### Data to use:
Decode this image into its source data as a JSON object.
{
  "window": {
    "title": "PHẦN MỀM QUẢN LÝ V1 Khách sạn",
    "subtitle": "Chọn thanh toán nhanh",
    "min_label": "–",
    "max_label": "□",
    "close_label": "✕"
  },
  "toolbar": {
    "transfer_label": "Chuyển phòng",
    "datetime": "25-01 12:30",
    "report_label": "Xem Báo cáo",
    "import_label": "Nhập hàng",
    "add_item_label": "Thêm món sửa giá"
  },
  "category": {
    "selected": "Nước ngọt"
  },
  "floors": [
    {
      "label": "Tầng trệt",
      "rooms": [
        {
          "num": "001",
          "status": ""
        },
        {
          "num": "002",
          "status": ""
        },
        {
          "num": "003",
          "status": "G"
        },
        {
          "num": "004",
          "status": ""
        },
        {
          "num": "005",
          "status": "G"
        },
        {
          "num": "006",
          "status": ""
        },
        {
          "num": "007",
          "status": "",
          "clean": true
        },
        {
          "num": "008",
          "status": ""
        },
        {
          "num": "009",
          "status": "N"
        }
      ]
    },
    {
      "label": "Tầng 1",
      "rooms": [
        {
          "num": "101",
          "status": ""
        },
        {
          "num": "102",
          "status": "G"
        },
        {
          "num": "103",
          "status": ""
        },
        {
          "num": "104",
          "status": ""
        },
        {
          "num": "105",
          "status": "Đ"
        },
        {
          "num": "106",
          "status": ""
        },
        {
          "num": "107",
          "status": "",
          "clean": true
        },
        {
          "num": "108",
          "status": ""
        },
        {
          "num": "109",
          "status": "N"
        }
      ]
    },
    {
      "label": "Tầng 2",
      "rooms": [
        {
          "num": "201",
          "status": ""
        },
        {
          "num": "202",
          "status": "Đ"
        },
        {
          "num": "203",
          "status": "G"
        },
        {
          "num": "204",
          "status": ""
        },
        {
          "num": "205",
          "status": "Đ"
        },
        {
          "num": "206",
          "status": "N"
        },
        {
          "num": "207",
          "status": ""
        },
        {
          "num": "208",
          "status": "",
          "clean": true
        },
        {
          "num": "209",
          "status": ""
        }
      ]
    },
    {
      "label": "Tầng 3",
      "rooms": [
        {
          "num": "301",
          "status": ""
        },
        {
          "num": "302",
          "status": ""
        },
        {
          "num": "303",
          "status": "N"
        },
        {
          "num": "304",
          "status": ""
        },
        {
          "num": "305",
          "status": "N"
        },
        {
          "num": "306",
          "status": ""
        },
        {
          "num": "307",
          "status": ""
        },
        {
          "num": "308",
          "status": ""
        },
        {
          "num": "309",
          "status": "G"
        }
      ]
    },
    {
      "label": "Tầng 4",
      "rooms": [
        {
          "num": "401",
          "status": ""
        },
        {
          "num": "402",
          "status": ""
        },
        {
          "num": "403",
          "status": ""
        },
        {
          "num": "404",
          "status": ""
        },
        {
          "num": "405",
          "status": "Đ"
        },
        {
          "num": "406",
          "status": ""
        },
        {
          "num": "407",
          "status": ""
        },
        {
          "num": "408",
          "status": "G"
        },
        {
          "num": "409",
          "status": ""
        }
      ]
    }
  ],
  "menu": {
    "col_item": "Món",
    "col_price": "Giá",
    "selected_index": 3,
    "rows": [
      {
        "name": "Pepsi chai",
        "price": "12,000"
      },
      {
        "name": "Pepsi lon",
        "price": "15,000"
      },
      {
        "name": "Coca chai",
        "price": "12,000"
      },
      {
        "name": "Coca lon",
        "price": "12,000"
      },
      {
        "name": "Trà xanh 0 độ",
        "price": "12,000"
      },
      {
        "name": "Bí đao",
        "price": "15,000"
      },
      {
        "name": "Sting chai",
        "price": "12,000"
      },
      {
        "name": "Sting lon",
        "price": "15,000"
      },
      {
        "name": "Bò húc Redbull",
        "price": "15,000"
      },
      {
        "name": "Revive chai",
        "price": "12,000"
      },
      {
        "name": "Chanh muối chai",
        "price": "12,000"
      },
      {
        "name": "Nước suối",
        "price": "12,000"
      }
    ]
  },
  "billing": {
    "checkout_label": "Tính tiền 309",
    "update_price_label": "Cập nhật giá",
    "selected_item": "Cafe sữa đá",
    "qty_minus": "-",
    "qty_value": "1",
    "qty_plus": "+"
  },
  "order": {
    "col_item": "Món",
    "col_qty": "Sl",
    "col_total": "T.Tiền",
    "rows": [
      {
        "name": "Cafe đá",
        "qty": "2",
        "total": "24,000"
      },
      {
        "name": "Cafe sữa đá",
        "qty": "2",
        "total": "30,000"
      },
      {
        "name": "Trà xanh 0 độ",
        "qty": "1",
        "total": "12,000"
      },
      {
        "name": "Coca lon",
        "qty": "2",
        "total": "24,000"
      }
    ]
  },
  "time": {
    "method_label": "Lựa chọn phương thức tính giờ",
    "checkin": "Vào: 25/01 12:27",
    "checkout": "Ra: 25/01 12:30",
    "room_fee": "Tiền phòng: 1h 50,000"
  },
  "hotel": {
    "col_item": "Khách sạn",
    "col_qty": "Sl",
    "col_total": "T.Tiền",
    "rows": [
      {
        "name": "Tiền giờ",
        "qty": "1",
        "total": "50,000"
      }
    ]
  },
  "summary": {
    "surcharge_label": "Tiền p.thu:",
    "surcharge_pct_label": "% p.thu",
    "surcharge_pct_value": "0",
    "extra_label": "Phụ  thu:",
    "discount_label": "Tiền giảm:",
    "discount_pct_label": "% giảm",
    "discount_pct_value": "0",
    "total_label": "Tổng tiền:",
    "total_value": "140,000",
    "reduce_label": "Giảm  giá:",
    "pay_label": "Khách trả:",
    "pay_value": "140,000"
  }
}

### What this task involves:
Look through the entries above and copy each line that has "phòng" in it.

### Answer for this exercise:
    "transfer_label": "Chuyển phòng",
    "room_fee": "Tiền phòng: 1h 50,000"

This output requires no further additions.